In 2006, the first baby boomer will turn 60, and American business is taking notice.
At every stage in their development, the baby boom generation has redefined American culture and business. When they got their first jobs, consumer spending soared. When they bought their first homes, the housing market boomed. And now that they are approaching old age, they will no doubt once again inject excitement into certain sectors of the economy. The trick is knowing which sectors will be most affected by the shifting demographics and determining how to put yourself into the thick of the action.
One of the key features of the baby boomers is that they spend, and heavily, on themselves. Analysts and demographers say it is unlikely that this generation will simply settle down with a book and a rocking chair, and hope to pass on their life savings to their children. On the contrary, the baby boomers will be looking to go out with a bang. They will be traveling, buying second homes and flocking to fitness centers, plastic surgeons and health care facilities as they seek to extend youth as long as possible.
In recent years, there has been a trend in the domestic tourism industry toward more individual-centered travel. HoJo's and the Holiday Inn won't disappear any time soon, but there is a great deal of new investment in smaller scale travel options, such as boutique hotels and bed and breakfasts.
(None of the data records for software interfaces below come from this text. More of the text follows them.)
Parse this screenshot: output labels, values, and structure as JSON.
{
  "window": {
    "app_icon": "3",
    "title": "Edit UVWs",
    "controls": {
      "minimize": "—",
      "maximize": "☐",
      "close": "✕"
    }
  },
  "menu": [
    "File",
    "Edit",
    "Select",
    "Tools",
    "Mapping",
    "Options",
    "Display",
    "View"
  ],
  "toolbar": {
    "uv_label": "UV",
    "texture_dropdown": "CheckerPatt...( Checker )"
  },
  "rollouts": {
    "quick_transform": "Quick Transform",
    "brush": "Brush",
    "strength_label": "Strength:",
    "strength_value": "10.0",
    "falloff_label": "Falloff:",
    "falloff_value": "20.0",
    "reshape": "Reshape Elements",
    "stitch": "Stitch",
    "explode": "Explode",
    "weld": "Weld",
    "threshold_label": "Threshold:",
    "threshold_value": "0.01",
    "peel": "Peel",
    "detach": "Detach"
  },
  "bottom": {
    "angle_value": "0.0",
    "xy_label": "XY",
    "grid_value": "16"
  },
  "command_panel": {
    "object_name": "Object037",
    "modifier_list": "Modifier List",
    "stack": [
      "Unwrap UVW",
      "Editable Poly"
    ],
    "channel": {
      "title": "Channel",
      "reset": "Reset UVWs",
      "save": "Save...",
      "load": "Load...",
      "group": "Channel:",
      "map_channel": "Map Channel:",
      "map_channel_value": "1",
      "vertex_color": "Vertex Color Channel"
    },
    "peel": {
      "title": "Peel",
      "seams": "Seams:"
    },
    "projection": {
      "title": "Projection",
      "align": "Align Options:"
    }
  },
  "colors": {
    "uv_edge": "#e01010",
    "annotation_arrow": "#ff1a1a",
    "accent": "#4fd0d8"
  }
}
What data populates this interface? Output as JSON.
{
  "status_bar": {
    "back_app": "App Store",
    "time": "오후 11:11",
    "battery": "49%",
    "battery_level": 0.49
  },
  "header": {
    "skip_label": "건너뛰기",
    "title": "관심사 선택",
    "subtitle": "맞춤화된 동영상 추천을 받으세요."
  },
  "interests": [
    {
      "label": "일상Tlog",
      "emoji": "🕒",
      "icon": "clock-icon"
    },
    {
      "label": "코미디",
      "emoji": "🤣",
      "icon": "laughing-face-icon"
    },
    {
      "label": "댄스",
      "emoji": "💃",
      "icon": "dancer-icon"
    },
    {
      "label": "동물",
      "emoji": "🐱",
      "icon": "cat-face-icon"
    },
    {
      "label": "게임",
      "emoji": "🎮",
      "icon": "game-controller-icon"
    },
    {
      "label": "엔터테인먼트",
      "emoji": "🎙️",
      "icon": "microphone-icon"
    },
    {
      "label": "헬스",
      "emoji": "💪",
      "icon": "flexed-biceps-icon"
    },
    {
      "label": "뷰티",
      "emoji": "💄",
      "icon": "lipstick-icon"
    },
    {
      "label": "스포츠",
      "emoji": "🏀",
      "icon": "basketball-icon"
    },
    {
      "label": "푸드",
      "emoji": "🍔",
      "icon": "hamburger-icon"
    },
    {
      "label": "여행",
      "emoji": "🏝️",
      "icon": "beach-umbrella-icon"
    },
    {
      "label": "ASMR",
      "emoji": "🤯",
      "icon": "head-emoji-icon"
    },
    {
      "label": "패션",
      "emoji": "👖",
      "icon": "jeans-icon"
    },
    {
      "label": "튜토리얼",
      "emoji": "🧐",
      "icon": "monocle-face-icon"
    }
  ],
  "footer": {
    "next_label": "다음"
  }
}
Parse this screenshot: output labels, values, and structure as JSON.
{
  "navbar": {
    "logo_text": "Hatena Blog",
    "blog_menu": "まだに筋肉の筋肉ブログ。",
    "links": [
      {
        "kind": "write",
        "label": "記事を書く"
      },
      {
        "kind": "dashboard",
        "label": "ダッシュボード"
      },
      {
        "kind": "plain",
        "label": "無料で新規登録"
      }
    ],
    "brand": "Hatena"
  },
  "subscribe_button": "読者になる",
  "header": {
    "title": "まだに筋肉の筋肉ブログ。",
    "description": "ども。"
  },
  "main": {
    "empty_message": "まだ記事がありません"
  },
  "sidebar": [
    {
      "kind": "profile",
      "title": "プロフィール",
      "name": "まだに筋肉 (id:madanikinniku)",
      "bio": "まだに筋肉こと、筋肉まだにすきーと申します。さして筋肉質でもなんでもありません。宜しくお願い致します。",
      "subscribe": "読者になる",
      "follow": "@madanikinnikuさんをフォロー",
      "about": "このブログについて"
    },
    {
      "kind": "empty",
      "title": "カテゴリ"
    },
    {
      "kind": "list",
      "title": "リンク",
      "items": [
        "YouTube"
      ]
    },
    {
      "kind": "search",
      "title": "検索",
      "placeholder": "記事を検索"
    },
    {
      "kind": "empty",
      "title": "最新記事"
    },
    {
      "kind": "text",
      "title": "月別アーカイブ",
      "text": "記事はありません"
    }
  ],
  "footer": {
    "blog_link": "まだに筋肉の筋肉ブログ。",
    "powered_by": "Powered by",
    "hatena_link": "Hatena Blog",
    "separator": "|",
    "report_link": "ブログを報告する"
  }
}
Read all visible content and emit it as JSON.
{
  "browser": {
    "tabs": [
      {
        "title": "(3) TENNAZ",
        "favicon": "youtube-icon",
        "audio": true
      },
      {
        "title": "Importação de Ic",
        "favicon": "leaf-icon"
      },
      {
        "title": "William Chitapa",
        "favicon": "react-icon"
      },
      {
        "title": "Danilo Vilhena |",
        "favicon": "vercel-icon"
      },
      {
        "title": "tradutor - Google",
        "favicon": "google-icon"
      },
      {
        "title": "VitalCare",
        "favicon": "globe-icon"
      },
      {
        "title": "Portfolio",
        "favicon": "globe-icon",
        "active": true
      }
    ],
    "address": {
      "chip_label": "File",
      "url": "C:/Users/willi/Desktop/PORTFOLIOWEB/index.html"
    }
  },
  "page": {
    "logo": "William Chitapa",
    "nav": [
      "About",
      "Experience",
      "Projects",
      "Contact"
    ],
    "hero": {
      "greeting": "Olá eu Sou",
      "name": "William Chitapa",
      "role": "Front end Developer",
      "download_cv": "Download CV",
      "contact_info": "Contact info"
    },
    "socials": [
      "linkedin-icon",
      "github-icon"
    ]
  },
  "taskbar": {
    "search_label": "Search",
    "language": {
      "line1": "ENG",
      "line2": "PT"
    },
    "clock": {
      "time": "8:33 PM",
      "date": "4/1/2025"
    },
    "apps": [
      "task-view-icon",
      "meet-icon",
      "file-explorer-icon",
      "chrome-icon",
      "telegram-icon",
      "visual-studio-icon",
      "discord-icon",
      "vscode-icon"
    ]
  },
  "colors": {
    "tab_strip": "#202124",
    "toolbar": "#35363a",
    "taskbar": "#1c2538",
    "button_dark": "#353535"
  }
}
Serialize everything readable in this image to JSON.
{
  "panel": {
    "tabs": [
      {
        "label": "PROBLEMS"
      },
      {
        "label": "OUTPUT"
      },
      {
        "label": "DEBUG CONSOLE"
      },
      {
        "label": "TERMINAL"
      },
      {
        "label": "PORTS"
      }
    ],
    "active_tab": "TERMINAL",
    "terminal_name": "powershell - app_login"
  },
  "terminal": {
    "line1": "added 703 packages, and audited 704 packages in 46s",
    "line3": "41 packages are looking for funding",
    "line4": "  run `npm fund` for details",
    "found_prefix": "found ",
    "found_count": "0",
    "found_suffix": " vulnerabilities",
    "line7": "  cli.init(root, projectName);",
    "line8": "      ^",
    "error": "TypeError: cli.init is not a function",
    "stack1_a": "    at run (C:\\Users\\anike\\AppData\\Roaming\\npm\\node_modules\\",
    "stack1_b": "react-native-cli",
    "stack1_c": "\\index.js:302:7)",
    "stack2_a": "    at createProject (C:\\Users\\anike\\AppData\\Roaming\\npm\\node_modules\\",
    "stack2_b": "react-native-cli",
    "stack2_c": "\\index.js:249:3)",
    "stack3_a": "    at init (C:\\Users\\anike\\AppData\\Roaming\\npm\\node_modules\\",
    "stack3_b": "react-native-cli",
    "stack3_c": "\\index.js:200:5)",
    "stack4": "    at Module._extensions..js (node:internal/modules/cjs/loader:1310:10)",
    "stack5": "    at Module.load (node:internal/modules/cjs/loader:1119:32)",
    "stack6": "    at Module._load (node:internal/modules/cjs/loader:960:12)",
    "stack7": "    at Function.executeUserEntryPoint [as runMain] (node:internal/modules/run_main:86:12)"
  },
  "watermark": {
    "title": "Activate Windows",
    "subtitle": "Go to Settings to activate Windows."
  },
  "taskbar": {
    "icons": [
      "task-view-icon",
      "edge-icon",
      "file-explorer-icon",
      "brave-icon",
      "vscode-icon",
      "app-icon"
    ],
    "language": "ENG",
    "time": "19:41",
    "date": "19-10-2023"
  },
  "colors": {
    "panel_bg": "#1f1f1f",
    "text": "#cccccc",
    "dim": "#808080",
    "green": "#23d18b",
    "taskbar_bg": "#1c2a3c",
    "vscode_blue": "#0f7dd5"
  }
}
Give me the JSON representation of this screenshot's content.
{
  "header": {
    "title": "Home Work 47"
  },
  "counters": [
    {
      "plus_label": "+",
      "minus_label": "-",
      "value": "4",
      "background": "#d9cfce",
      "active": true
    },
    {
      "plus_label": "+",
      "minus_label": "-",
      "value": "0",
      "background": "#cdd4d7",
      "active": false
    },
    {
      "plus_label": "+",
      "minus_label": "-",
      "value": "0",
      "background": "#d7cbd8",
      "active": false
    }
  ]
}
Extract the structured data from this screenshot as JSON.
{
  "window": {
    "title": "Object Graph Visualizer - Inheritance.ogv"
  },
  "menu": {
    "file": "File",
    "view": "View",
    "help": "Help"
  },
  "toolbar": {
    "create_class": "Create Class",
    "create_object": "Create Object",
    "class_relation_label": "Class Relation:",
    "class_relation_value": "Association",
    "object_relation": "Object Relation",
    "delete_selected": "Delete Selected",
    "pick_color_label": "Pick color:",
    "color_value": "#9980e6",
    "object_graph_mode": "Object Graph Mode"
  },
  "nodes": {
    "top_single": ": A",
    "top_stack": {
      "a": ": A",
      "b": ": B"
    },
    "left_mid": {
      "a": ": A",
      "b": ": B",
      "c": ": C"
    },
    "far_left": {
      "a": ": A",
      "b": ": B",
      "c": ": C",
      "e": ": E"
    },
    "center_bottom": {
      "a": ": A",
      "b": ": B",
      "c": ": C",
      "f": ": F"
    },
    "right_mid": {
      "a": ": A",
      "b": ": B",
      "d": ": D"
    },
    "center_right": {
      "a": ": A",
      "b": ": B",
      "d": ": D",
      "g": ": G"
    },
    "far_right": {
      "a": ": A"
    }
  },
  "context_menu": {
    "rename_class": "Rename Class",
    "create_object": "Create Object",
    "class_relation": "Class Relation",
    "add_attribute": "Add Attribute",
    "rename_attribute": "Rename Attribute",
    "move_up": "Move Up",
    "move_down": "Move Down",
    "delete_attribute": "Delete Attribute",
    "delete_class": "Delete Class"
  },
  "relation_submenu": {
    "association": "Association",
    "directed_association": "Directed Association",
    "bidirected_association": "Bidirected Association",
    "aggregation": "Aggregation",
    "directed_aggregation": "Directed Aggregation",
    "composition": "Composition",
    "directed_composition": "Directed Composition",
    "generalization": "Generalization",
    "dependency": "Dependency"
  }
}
This trend will accelerate as the baby boomers reach retirement age (even if demographers say actual retirement may yet be a few years off for them). The boomers will, by and large, prefer scenery to adventure, and quiet to crowds. Analysts say such options as wine-tasting tours, guided historical tours, health spa getaways, relaxation centers and gourmet restaurants will increasingly be favored.
The boomers are also beginning to buy second homes in record numbers. Although low interest rates certainly aren't hurting this trend, analysts say it has more to do with the baby boomers buying vacation homes in favored retreat locales and with their looking for investment alternatives to financial instruments. As the trend deepens over the coming years, the surge in home ownership will mean more opportunities for home improvement suppliers. The average buyer of a new home spends nearly $9,000 in the first year of home ownership in such areas as decorating and furnishing, remodeling, gardening and maintenance and cleaning. The boomers have more disposable income than most, and their home improvement spending will represent a significant opportunity for business owners in these fields.
The health care and fitness industry is also getting a big boost from demographic trends. Let's face it, growing older means more trips to the doctor and, generally, more maintenance needed to keep our bodies functioning properly. While the bulk of this money will obviously go to doctors and hospitals, there are also emerging opportunities for small businesses. As the boomers enter their 60s, they will spend more money on fitness centers, vitamins and supplements, alternative medicine, exercise equipment, tanning salons, hair removal and health spas.
Although there is no such thing as a sure thing, analysts say it is a safe bet that small businesses in these sectors are poised for growth. In the coming years, such businesses will increasingly be dominated by the needs and tastes of this demographic group. Now is therefore the perfect time to get ahead of the trend by considering investment options that will target the aging boomers.